[SOURCE DATA]
============

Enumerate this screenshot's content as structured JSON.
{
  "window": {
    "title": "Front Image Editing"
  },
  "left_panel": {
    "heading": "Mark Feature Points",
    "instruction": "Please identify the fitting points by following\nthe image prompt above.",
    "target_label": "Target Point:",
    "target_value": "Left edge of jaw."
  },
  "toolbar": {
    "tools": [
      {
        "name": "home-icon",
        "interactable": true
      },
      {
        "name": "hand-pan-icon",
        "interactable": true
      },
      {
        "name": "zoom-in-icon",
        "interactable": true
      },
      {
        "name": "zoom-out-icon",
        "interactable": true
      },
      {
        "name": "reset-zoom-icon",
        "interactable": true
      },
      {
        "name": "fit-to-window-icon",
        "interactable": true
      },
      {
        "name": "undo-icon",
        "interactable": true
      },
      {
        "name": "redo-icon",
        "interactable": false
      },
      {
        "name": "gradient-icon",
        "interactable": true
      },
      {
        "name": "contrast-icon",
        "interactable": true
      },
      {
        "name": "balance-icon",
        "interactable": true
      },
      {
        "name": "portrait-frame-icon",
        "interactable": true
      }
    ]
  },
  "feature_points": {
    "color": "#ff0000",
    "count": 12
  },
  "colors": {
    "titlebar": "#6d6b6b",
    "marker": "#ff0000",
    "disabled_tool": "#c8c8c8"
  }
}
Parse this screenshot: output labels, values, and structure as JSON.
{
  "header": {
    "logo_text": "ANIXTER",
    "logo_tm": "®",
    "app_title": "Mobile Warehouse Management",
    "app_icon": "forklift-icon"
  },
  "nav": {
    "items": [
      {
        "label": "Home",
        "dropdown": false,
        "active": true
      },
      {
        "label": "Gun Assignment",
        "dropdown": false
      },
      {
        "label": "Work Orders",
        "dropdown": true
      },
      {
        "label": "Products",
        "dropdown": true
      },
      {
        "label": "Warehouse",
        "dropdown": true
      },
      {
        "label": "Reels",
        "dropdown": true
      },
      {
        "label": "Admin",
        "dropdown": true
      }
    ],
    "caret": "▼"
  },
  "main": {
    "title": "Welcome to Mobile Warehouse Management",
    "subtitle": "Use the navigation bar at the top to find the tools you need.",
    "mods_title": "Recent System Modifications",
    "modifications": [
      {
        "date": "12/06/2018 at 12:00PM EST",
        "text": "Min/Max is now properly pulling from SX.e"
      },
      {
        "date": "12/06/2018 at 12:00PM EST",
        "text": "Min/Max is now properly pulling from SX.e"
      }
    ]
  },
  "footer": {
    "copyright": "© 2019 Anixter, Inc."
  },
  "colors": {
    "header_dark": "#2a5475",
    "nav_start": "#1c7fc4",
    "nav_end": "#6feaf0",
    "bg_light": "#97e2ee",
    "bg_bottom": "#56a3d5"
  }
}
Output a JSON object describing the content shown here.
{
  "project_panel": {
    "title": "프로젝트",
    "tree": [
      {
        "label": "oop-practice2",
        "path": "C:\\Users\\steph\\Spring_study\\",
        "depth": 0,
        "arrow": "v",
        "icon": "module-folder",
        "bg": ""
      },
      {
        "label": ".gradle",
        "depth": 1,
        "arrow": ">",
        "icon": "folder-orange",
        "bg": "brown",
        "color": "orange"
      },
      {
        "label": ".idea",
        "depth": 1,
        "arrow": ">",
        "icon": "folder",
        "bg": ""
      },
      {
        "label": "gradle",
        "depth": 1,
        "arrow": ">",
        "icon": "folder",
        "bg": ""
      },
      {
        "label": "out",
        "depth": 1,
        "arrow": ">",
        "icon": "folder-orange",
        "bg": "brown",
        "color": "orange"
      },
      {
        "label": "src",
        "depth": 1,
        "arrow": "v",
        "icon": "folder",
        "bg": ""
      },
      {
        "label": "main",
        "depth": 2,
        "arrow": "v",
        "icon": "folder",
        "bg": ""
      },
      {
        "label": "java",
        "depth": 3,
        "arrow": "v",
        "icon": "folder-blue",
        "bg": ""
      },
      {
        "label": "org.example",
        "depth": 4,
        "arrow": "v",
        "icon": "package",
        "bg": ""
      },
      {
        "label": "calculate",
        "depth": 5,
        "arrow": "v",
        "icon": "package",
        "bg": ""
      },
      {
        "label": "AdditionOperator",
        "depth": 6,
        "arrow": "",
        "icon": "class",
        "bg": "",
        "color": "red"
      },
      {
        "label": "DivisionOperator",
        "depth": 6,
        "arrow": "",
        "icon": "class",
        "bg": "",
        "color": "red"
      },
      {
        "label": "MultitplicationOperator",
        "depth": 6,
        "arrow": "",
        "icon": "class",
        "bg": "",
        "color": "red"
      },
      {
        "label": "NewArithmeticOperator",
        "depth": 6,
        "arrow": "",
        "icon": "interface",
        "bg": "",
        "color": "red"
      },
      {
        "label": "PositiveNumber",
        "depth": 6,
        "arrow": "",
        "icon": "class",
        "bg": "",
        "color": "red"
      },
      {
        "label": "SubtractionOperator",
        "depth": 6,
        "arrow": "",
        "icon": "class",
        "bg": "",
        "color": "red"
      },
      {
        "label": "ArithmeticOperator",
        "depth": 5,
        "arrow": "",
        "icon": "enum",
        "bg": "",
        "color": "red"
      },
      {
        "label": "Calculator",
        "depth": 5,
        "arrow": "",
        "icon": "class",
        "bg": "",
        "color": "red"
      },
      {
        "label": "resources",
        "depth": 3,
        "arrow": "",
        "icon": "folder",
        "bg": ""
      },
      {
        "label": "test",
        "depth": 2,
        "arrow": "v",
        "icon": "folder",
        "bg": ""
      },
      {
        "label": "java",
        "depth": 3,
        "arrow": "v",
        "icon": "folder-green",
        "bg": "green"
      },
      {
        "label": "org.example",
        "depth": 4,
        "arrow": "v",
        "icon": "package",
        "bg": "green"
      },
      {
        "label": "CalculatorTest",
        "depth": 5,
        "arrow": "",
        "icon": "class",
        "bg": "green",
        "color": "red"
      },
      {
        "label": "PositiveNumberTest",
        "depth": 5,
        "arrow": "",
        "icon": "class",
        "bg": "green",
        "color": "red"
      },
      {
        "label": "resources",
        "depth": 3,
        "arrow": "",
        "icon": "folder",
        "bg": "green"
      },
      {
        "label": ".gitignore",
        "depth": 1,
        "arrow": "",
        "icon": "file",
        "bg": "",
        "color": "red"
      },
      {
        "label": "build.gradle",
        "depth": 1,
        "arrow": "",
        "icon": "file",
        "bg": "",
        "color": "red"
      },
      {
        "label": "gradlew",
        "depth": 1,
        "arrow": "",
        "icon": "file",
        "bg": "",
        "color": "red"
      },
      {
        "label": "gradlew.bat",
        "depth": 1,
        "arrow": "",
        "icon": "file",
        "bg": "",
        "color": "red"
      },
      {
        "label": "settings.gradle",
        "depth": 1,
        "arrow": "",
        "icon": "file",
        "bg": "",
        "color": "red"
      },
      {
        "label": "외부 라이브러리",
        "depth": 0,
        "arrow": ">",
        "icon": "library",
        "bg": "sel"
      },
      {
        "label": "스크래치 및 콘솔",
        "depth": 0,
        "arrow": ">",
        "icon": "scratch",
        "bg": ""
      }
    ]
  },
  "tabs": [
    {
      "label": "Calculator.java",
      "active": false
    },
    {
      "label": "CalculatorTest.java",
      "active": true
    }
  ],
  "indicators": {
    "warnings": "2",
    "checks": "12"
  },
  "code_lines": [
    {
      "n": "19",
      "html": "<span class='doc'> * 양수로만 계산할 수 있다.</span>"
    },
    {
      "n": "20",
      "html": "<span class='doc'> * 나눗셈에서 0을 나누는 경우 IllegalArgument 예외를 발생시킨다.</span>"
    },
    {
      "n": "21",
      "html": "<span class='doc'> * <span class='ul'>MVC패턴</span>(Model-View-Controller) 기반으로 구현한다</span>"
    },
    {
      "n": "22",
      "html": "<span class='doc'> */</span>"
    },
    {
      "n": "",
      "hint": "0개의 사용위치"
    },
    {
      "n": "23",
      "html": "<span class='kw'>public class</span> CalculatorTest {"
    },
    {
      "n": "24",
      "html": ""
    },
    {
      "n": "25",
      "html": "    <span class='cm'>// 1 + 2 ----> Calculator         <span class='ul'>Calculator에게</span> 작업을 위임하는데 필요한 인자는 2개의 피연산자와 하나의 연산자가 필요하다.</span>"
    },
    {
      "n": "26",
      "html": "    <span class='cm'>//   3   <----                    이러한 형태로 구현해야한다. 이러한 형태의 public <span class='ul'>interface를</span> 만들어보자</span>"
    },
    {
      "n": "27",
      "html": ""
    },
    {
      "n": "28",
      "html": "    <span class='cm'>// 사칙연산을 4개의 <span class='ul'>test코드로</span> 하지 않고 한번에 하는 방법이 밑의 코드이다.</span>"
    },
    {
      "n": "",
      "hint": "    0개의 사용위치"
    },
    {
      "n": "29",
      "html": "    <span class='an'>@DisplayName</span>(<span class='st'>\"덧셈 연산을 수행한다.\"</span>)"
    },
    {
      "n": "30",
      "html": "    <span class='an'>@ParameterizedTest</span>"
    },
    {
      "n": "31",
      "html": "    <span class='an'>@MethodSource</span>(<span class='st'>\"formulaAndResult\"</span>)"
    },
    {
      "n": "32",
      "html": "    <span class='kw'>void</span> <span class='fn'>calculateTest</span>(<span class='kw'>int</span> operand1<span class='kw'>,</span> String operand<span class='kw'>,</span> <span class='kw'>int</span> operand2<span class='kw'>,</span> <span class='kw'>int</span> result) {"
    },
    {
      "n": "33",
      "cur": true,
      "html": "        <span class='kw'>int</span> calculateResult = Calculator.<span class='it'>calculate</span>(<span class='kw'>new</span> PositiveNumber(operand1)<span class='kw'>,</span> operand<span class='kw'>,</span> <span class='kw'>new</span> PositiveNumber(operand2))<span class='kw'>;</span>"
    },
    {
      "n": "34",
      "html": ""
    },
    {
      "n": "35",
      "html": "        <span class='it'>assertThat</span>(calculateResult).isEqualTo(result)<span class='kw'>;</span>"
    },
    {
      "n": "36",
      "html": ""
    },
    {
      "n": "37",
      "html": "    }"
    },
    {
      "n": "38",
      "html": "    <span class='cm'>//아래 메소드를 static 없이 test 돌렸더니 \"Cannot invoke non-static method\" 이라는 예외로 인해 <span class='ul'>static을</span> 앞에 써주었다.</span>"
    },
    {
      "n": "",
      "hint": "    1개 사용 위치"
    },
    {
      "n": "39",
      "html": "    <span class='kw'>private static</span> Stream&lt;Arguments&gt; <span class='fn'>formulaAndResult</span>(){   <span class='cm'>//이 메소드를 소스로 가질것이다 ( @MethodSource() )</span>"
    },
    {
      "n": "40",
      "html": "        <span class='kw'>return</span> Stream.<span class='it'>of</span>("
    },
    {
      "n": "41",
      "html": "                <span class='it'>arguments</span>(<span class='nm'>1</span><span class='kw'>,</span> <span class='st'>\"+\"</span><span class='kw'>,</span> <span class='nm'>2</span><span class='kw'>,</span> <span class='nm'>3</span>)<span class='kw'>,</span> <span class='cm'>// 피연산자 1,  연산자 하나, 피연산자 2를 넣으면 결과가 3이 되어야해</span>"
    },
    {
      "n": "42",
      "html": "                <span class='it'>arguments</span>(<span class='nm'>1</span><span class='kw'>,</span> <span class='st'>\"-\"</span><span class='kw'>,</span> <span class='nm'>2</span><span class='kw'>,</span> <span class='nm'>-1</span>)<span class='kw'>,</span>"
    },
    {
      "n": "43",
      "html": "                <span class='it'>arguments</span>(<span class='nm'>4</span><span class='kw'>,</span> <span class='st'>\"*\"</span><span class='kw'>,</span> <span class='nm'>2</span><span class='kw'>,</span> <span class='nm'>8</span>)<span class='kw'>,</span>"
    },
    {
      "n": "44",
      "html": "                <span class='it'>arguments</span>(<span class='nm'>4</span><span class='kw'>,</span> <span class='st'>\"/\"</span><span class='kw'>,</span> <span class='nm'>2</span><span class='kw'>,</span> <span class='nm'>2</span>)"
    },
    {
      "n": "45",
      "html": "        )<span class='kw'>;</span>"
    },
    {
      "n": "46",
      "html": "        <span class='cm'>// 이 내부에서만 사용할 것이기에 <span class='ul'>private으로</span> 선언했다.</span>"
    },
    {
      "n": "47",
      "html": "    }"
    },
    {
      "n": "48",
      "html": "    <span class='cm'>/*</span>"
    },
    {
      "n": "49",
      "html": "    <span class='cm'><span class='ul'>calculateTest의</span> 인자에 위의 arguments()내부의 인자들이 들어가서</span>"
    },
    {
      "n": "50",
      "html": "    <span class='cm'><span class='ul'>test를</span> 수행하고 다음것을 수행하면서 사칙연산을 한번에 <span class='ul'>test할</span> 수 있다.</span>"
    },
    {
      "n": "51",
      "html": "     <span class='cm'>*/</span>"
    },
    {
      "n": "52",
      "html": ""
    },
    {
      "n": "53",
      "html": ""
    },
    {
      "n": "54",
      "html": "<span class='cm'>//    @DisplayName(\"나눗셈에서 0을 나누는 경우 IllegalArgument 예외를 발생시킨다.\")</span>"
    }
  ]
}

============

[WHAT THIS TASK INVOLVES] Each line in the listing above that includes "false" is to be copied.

[TASK ANSWER]
        "interactable": false
        "dropdown": false,
        "dropdown": false
      "active": false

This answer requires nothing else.